Background: Subcellular location prediction of proteins is an important and well-studied problem in bioinformatics. This is a problem of predicting which part in a cell a given protein is transported to, where an amino acid sequence of the protein is given as an input. This problem is becoming more important since information on subcellular location is helpful for annotation of proteins and genes and the number of complete genomes is rapidly increasing. Since existing predictors are based on various heuristics, it is important to develop a simple method with high prediction accuracies.
Results: In this paper, we propose a novel and general predicting method by combining techniques for sequence alignment and feature vectors based on amino acid composition. We implemented this method with support vector machines on plant data sets extracted from the TargetP database. Through fivefold cross validation tests, the obtained overall accuracies and average MCC were 0.9096 and 0.8655 respectively. We also applied our method to other datasets including that of WoLF PSORT.
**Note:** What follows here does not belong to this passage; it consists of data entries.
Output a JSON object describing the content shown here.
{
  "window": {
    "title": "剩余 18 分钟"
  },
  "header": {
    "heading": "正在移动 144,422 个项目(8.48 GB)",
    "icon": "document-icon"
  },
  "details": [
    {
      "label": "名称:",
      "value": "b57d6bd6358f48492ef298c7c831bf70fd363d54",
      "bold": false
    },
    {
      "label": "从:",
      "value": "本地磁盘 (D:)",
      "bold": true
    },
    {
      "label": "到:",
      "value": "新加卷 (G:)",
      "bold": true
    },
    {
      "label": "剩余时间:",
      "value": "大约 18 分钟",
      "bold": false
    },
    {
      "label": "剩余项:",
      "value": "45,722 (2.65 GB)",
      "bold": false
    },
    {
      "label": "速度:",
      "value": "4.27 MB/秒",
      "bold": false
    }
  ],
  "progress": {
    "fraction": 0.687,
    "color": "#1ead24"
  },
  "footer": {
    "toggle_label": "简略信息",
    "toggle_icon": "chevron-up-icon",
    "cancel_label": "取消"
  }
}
Conclusion: Although there is a predictor which uses the information of gene ontology and yields higher accuracy than ours, our accuracies are higher than existing predictors which use only sequence information. Since such information as gene ontology can be obtained only for known proteins, our predictor is considered to be useful for subcellular location prediction of newly-discovered proteins. Furthermore, the idea of combination of alignment and amino acid frequency is novel and general so that it may be applied to other problems in bioinformatics. Our method for plant is also implemented as a web-system and available on http://sunflower.kuicr.kyoto-u.ac.jp/~tamura/slpfa.html.